The story nodes manifest as physical locations our detective Wainwright can travel to, appearing and vanishing as clues lead us or dry up. The map is our first major departure from “bog standard Twine game” and it took a bit to figure out the implementation, but it feels much more satisfying than a textual hub would have been.

Choices within the Scene Structure

Each scene is written with an eye for choices the player might choose to make. As a preference I’ve tried to keep each individual passage short, ending in either 2-3 choices or a prompt to continue. For the most part I define these inter-scene choices as I write them rather than during pre-writing, simply because they get fairly tangled.

Where We’re At

  • Pre-Writing: Done
  • First Draft: 90% complete

To Do

  • Line editing and proofreading
  • Add more footnote popups
  • Playtesting
  • Polish CSS look and feel
  • Maybe scrape up some royalty free art

As always if you’re interested in playtesting the beta when it’s released, I’ll be sending copies to my $5+ patrons on Patreon.

Starting from just above scratch

While this is the point at which I’m starting to document my adventures in game development, I’m not entirely unfamiliar with the process. In grade school I had a habit of picking up microcomputers at garage sales and teaching myself whatever version of BASIC they used… I remember having a TRS-80, an Atari 400, and a TS1000 while in grade school, and a Commodore 64 in high school.

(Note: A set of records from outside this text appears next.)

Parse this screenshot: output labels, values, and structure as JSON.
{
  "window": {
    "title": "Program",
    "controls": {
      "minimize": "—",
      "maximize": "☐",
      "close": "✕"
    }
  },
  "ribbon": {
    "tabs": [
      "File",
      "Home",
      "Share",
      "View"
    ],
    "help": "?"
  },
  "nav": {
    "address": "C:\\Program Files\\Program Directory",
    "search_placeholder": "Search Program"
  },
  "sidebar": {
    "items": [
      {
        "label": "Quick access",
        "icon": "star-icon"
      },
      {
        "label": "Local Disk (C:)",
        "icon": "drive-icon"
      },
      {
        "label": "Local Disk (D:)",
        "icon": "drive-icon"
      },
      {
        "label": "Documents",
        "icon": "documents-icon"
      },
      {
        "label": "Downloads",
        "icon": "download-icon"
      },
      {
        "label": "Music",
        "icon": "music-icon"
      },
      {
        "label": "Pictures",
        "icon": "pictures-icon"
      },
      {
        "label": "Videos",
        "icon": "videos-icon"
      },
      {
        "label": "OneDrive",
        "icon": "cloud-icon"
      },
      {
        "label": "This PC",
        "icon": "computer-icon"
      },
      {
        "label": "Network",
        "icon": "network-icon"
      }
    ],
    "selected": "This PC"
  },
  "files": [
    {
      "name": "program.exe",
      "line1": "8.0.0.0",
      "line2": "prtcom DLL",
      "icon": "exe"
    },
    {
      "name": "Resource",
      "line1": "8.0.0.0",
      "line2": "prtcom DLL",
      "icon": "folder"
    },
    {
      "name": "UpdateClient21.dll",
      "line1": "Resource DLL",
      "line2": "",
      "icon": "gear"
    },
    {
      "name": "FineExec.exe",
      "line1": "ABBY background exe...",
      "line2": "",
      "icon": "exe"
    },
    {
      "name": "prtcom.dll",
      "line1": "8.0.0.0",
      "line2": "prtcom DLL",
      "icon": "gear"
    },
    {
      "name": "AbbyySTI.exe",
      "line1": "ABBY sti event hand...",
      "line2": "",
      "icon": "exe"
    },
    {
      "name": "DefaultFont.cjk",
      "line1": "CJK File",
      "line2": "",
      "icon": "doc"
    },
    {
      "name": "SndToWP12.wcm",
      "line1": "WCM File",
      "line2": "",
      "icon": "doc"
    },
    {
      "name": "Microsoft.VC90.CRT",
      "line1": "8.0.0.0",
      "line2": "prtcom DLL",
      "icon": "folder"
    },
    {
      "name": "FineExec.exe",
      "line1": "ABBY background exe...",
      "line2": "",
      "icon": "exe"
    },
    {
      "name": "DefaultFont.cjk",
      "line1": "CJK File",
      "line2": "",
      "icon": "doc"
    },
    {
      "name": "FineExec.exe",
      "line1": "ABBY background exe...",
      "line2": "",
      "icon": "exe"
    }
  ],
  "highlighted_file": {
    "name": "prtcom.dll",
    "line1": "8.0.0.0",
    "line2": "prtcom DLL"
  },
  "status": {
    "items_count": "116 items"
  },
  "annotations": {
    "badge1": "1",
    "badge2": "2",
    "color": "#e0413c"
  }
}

I don’t really remember the details, but I made some kind of graphic-mode action games, as well as designed a text adventure parser capable of interpreting two-word command phrases.

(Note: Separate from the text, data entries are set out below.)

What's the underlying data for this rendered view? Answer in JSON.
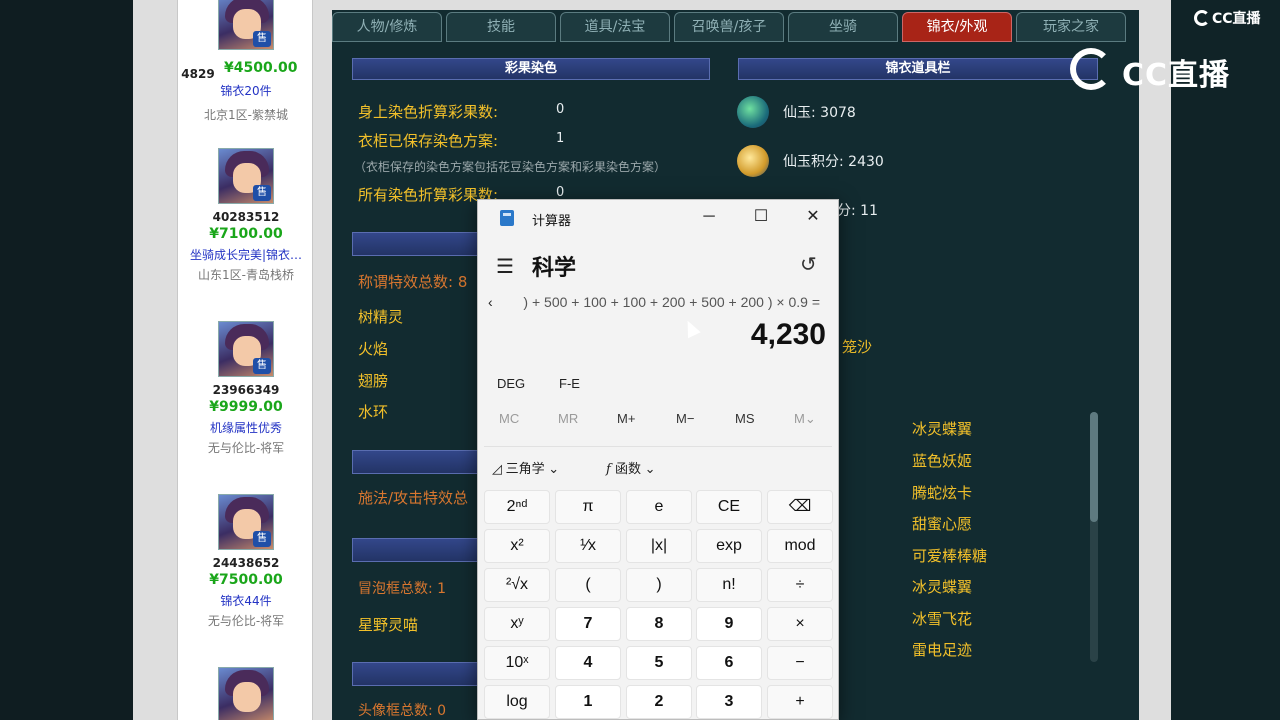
{
  "watermark": {
    "small": "CC直播",
    "large": "CC直播"
  },
  "sellers": [
    {
      "id": "4829",
      "price": "¥4500.00",
      "desc": "锦衣20件",
      "server": "北京1区-紫禁城",
      "badge": "售"
    },
    {
      "id": "40283512",
      "price": "¥7100.00",
      "desc": "坐骑成长完美|锦衣…",
      "server": "山东1区-青岛栈桥",
      "badge": "售"
    },
    {
      "id": "23966349",
      "price": "¥9999.00",
      "desc": "机缘属性优秀",
      "server": "无与伦比-将军",
      "badge": "售"
    },
    {
      "id": "24438652",
      "price": "¥7500.00",
      "desc": "锦衣44件",
      "server": "无与伦比-将军",
      "badge": "售"
    }
  ],
  "tabs": [
    "人物/修炼",
    "技能",
    "道具/法宝",
    "召唤兽/孩子",
    "坐骑",
    "锦衣/外观",
    "玩家之家"
  ],
  "dye": {
    "header": "彩果染色",
    "rows": [
      {
        "label": "身上染色折算彩果数:",
        "value": "0"
      },
      {
        "label": "衣柜已保存染色方案:",
        "value": "1"
      }
    ],
    "note": "（衣柜保存的染色方案包括花豆染色方案和彩果染色方案）",
    "total_label": "所有染色折算彩果数:",
    "total_value": "0"
  },
  "title_section": {
    "count_label": "称谓特效总数: 8",
    "items": [
      "树精灵",
      "火焰",
      "翅膀",
      "水环"
    ]
  },
  "cast_label": "施法/攻击特效总",
  "bubble_label": "冒泡框总数: 1",
  "bubble_item": "星野灵喵",
  "avatar_frame_label": "头像框总数: 0",
  "wardrobe": {
    "header": "锦衣道具栏",
    "rows": [
      {
        "label": "仙玉: 3078"
      },
      {
        "label": "仙玉积分: 2430"
      },
      {
        "label": "分: 11"
      }
    ],
    "extra": "笼沙",
    "list": [
      "冰灵蝶翼",
      "蓝色妖姬",
      "腾蛇炫卡",
      "甜蜜心愿",
      "可爱棒棒糖",
      "冰灵蝶翼",
      "冰雪飞花",
      "雷电足迹"
    ]
  },
  "calculator": {
    "window_title": "计算器",
    "mode": "科学",
    "expression": ") + 500 + 100 + 100 + 200 + 500 + 200 ) × 0.9 =",
    "result": "4,230",
    "angle": "DEG",
    "fe": "F-E",
    "memory": [
      "MC",
      "MR",
      "M+",
      "M−",
      "MS",
      "M⌄"
    ],
    "trig": "三角学",
    "func": "函数",
    "keys": [
      [
        "2ⁿᵈ",
        "π",
        "e",
        "CE",
        "⌫"
      ],
      [
        "x²",
        "¹⁄x",
        "|x|",
        "exp",
        "mod"
      ],
      [
        "²√x",
        "(",
        ")",
        "n!",
        "÷"
      ],
      [
        "xʸ",
        "7",
        "8",
        "9",
        "×"
      ],
      [
        "10ˣ",
        "4",
        "5",
        "6",
        "−"
      ],
      [
        "log",
        "1",
        "2",
        "3",
        "+"
      ]
    ]
  }
}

In high school I discovered that someone had done most of the work for me, and I began to dabble with game creation toolkits like SSI’s Unlimited Adventures and TADS and the Adventure Game Toolkit. It was never enough for me, though, I always wanted to do more than the programs would let me, I always dug deep into modifying what I could and working around what I couldn’t.

After high school I majored in Computer Science, taking classes in HTML and COBOL and such, ostensibly to get work resolving the Y2K issues, but really just because I wanted to make video games.

It’s a lot easier these days. We had communities in the past – forums and usenet groups – but nothing like it is now, with Game Jams and game dev discords and everything else. The tools are better, too, more user-friendly, with better support and third-party libraries and many more options.

Current Projects:

So I’m not really starting from scratch. In fact, I’m involved in a few projects right now.


Wayfarer is a work of audio interactive fiction I’ve been working on for Burning Brigid Media. It was supposed to be a fairly quick demo, but midway through last year I ran into a problem with app permissions, and I’ve been taking Android Development courses to figure out what I need to do. I’ll likely start it over as a native Android app.

Murder By Clockwork

Murder By Clockwork is simpler – a Twine game I’m creating for my Patrons, set in the world of the Galvanic Century steampunk mystery novels that I write. But I couldn’t make “just a Twine game,” oh no, I need to fuss around with image maps, javascript, and CSS.

So I’ll be working on Murder By Clockwork, Wayfarer when I’m at the point where I feel confident in the Android Dev lessons I’ve been taking, and other, shorter-scope side projects as we go along.